What you should do
Among the entries below, count the lines with "Frequency" in them and state the total without comment.

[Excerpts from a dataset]
= = = = = = =
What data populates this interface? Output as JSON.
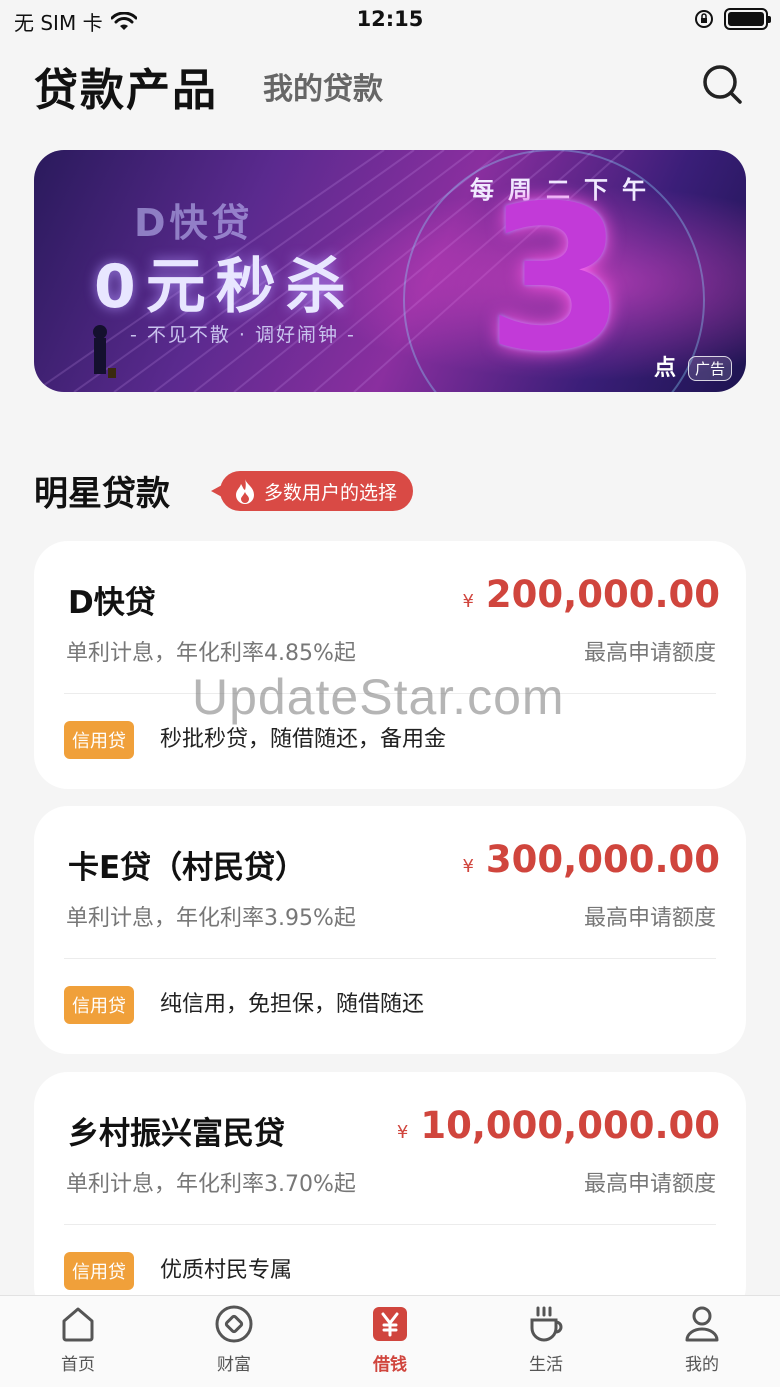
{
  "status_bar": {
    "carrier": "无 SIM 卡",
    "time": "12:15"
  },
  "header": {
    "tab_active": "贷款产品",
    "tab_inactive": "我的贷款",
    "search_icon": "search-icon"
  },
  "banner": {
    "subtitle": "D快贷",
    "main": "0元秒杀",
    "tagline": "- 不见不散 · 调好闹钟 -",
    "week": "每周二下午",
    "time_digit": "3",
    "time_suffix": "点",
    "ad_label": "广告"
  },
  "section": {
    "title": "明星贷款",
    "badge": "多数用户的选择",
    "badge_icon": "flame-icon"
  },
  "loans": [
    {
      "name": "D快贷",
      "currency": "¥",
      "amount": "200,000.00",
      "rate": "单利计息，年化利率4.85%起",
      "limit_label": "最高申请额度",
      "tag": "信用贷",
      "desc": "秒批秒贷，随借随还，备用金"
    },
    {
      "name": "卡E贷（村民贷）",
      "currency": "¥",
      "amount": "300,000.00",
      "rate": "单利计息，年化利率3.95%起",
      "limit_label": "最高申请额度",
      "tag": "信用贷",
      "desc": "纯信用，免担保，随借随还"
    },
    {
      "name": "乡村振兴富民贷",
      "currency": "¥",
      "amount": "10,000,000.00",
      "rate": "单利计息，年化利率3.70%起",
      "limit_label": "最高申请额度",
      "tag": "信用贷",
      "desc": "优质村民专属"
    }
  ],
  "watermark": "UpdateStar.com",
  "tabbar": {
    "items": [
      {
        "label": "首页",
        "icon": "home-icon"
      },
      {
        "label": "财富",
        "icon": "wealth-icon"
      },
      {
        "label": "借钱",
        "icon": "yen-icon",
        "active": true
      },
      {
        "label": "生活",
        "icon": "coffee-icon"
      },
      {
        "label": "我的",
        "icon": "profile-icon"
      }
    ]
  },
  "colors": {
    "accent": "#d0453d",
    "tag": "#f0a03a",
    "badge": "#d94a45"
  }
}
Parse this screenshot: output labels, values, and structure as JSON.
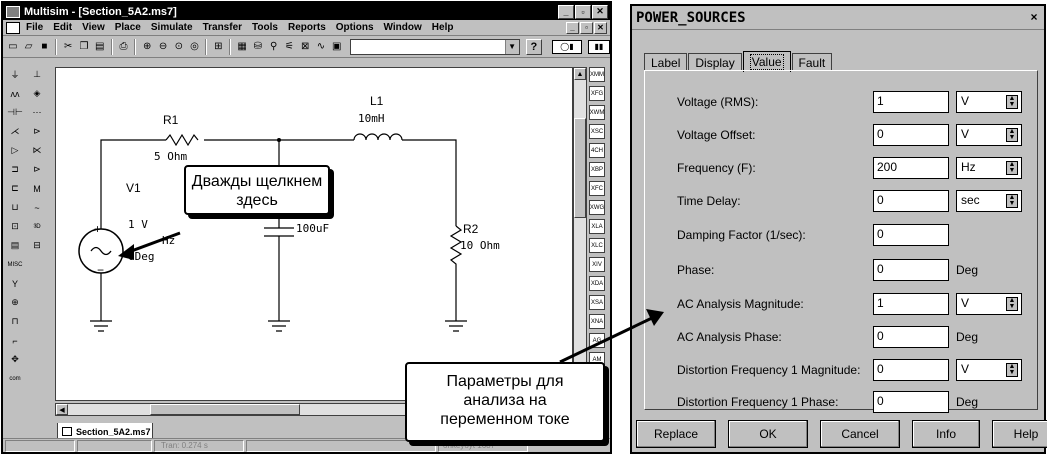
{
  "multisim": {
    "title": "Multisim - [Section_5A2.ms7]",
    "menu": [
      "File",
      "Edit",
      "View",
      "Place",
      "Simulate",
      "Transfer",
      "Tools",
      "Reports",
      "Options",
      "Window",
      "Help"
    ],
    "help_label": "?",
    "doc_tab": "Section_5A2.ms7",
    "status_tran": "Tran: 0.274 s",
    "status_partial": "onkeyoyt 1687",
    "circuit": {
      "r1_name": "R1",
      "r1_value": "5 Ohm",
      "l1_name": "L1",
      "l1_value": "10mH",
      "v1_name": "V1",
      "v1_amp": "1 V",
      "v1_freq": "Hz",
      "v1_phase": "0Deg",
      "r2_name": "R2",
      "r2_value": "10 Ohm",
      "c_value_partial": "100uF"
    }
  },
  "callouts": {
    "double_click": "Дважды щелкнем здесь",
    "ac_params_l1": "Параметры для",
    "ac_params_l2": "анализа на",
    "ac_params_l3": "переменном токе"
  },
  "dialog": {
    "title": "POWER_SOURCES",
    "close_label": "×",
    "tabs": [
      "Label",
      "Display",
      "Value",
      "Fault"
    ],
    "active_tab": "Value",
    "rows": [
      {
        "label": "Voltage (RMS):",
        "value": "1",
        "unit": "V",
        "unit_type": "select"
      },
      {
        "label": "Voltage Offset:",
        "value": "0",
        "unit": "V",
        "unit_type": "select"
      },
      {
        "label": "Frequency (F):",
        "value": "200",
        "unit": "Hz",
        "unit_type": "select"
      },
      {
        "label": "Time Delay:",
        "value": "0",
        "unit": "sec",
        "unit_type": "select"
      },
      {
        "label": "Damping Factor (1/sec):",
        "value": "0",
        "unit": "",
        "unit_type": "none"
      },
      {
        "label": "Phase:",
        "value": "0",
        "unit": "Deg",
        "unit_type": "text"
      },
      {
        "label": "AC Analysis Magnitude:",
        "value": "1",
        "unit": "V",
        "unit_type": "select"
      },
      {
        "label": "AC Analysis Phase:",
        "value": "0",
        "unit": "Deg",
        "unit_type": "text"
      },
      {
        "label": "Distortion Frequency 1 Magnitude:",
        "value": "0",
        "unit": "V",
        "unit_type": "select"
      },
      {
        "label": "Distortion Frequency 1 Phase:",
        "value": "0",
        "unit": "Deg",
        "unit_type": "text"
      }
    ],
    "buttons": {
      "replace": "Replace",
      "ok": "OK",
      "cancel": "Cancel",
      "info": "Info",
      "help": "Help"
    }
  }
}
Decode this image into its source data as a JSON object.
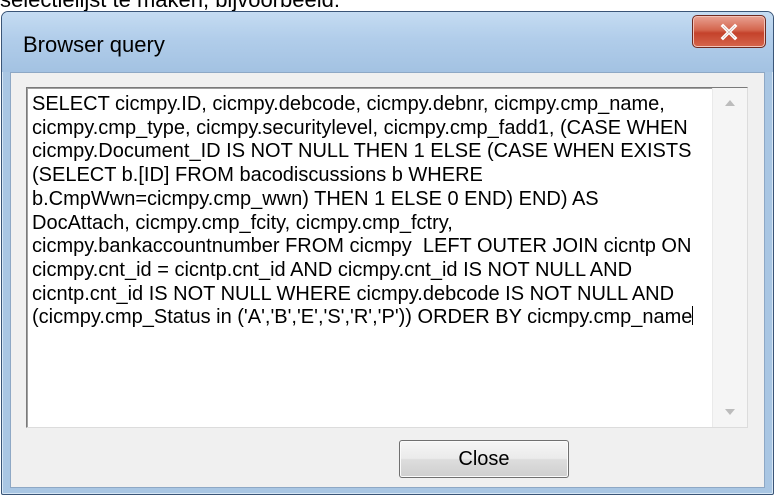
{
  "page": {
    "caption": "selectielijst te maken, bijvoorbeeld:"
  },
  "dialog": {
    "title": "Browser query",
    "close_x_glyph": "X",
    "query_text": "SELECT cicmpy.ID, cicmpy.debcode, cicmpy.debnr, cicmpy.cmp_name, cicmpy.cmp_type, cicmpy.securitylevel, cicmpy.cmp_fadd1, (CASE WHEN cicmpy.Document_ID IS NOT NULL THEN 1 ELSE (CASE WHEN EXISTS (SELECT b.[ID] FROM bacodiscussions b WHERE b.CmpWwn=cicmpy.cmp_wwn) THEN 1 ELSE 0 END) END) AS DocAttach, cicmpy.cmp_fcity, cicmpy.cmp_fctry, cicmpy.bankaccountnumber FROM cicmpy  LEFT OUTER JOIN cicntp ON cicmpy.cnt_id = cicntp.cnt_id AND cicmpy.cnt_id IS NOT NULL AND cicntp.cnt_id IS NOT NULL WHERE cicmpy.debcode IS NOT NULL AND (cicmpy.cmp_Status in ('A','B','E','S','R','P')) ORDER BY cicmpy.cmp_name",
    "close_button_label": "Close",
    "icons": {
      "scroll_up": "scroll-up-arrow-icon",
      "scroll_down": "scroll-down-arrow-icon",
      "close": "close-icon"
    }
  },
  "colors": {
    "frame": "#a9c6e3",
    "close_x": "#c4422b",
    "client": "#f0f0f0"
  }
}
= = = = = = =
Exercise solution
3